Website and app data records
•••
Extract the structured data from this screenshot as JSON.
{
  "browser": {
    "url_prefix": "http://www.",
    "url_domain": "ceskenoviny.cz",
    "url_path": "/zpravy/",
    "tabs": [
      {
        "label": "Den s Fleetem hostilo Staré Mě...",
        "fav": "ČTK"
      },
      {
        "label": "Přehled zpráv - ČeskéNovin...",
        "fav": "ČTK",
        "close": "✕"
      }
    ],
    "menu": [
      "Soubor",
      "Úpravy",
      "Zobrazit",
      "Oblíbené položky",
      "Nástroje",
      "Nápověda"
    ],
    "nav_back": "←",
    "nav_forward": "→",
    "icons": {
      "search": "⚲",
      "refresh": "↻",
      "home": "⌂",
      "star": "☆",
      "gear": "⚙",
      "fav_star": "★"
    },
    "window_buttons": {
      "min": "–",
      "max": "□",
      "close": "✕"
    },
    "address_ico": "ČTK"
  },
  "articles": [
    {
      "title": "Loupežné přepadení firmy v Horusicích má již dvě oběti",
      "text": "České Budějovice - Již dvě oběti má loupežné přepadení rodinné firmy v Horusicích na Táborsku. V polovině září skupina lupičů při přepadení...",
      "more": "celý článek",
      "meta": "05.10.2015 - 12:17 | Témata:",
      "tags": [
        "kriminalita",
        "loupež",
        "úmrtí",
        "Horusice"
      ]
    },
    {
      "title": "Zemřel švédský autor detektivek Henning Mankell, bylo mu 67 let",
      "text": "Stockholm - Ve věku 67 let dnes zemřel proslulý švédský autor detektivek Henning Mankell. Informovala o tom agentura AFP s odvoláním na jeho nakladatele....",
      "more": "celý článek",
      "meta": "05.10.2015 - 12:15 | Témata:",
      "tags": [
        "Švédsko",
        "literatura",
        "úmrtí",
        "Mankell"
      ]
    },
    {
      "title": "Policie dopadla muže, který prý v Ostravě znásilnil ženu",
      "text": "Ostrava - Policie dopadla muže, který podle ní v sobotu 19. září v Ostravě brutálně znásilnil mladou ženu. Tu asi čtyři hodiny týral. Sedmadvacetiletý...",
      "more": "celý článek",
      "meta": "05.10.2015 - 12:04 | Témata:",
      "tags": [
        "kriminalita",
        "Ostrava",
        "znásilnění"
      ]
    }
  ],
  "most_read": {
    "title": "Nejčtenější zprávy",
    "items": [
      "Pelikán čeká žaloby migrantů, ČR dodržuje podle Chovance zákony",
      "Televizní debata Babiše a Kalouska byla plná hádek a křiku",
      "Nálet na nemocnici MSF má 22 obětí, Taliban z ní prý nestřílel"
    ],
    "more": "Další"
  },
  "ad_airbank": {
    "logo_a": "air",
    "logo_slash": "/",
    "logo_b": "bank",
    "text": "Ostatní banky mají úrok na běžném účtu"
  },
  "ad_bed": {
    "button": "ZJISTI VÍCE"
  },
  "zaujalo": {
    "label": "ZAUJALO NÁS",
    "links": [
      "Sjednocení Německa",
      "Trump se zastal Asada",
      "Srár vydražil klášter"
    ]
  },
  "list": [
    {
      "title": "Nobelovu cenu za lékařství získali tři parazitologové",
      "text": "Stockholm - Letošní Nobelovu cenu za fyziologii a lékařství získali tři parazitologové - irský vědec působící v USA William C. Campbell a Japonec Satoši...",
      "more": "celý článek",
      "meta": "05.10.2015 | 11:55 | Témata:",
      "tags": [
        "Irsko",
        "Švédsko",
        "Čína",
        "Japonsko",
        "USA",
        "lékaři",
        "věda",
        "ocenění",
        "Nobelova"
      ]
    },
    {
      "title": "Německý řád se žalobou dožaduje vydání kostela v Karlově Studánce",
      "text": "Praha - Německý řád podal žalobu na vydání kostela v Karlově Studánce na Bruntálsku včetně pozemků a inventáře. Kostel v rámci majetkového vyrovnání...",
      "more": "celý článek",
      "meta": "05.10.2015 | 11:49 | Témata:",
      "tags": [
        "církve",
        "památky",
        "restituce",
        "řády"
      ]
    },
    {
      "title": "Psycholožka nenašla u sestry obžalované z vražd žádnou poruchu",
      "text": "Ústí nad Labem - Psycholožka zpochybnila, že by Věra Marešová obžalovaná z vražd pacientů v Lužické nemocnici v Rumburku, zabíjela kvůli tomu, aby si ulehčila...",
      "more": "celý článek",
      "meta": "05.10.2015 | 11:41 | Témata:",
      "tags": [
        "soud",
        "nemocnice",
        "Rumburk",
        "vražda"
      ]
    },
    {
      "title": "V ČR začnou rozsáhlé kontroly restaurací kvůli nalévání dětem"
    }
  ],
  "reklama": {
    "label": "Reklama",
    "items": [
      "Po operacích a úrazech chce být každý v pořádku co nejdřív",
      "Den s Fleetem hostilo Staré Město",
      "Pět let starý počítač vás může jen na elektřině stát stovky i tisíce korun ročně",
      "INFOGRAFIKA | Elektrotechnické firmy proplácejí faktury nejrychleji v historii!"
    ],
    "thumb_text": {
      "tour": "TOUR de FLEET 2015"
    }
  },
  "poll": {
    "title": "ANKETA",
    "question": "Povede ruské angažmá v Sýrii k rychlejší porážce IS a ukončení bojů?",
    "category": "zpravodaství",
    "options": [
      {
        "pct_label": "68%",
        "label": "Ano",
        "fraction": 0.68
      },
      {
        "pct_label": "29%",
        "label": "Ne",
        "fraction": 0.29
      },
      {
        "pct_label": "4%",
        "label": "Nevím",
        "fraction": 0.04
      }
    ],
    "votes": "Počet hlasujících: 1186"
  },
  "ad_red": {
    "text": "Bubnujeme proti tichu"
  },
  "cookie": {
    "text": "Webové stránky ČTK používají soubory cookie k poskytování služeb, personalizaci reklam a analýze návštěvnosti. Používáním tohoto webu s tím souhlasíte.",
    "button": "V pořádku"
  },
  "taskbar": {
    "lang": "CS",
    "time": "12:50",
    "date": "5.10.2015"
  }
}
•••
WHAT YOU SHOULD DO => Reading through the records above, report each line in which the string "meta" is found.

ANSWER TO THIS EXERCISE =>
      "meta": "05.10.2015 - 12:17 | Témata:",
      "meta": "05.10.2015 - 12:15 | Témata:",
      "meta": "05.10.2015 - 12:04 | Témata:",
      "meta": "05.10.2015 | 11:55 | Témata:",
      "meta": "05.10.2015 | 11:49 | Témata:",
      "meta": "05.10.2015 | 11:41 | Témata:",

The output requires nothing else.